The Groups feature in Microsoft 365 streamlines collaboration, facilitating teamwork across the company. Understanding some basic concepts will allow organizations get the most out of this powerful solution. Start with these essential Microsoft 365 Groups tips.
Advantages of Microsoft Groups
First, a quick Microsoft 365 Groups primer. You will not find Groups on a list of Microsoft 365 apps, and it does not replace Microsoft Teams. Instead, think of Groups as a membership service built on Azure Active Directory (AAD). In fact, anyone who has created a SharePoint site collection or a new group in Outlook has created a Microsoft 365 group.
However, instead of just providing a shared document library or a distribution list, a group gives its members instant access to a host of shared services. This includes a shared Outlook inbox and calendar, a SharePoint document library, a OneNote notebook, a planner and more.
From an administrative perspective, Groups simplifies the creation and maintenance of these shared workspaces. For instance, instead of managing access for each individual user, the group owner defines access for the group. That access then automatically applies to every group member. And group creation triggers provisioning of all necessary Microsoft 365 tools.
Choose the Right Place to Create and Manage a Group
Users can create groups in a variety of places. For example, administrators can create and manage groups directly in AAD, as well as through Exchange Online or PowerShell. On the other hand, general users can create groups in Teams, Outlook, SharePoint and so forth. The team experience will vary somewhat, depending on where the group originates.
For instance, a group created in Outlook centers around the shared inbox and calendar. On the other hand, a group created in Yammer highlights the users’ newsfeed. Workgroups will find it useful to create Microsoft 365 groups using the workgroup’s main mode of communication.
Prevent Group Sprawl with Expiration Policies
Because a Microsoft 365 tenant can hold up to 500,000 groups, organizations need to manage the lifecycle of those groups mindfully. As group owners move on to other employment or projects end, a group may no longer prove necessary. Without proper management, groups can get out of control. Expiration policies provide a handy solution to group sprawl.
Administrators can define an expiration policy that deletes inactive groups automatically after a certain period of time. As the expiration date draws near, the group owners will receive a notification to renew. Any group not renewed will be deleted, although an admin or group owner can restore a deleted group within 30 days.
Use Naming Policies
Microsoft also provides the ability to define naming policies. When implemented, naming policies help to ensure that anyone can identify the purpose and origination of the group at a glance. They also allow administrators to block specific words. The naming convention applies to the group name, as well as its alias and associated email address.

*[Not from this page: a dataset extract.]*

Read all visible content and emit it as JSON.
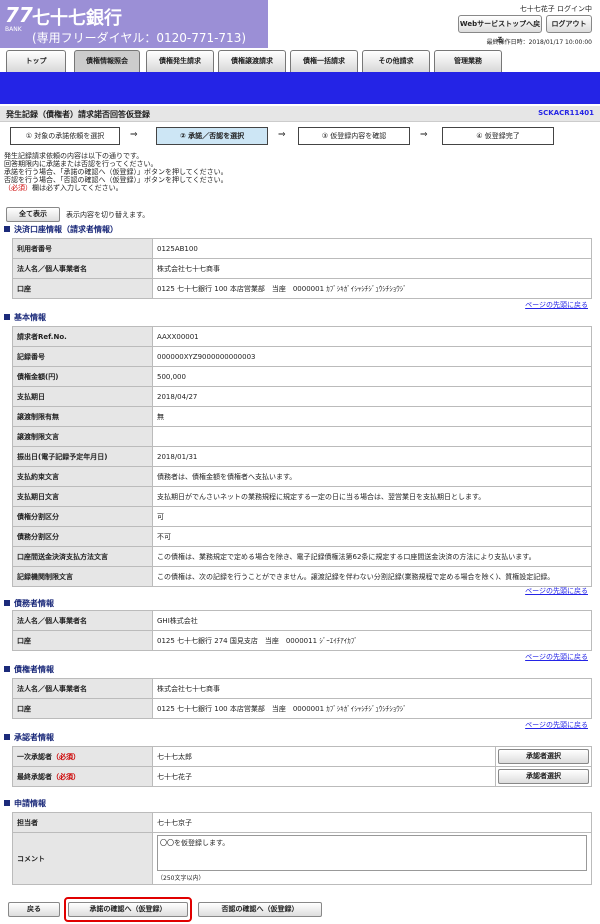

For example, a corporation might want each group name to include the geographical region and department name. Azure will determine this information from the Azure attributes of the group creator. Easy to remember group names will help users discover existing groups rather than creating unnecessary duplicates.
The naming policy can also include a list of blocked words, ensuring that nobody but an administrator can use those words in a group name. This might include names of executives, for example.
Automatically Populate Groups with Dynamic Group Membership
In addition to manual group creation, AAD supports dynamic group membership. This consists of a series of rules that automatically add or remove group members based on user attributes such as department or title. When the attributes of a user account change, the system checks the dynamic group rules to determine if any of them apply.
- If the attributes of a new user match all the rules for the group, the system automatically adds the user to that group.
- Or if a user’s attributes change so that they match all the rules, the system adds the user to the group.
- Then if the attributes of a group member change so that they no longer match all the rules for the group, the system automatically removes them from the group.
Implementing Microsoft 365 Groups Tips
Creating policies and automating group membership through dynamic groups takes a significant load off administrators and team leaders. At the same time, configuring these powerful features of Groups can prove complex. The Microsoft 365 experts at Messaging Architects can assist organizations in understanding Microsoft Groups and managing groups through assessments and group life-cycle management.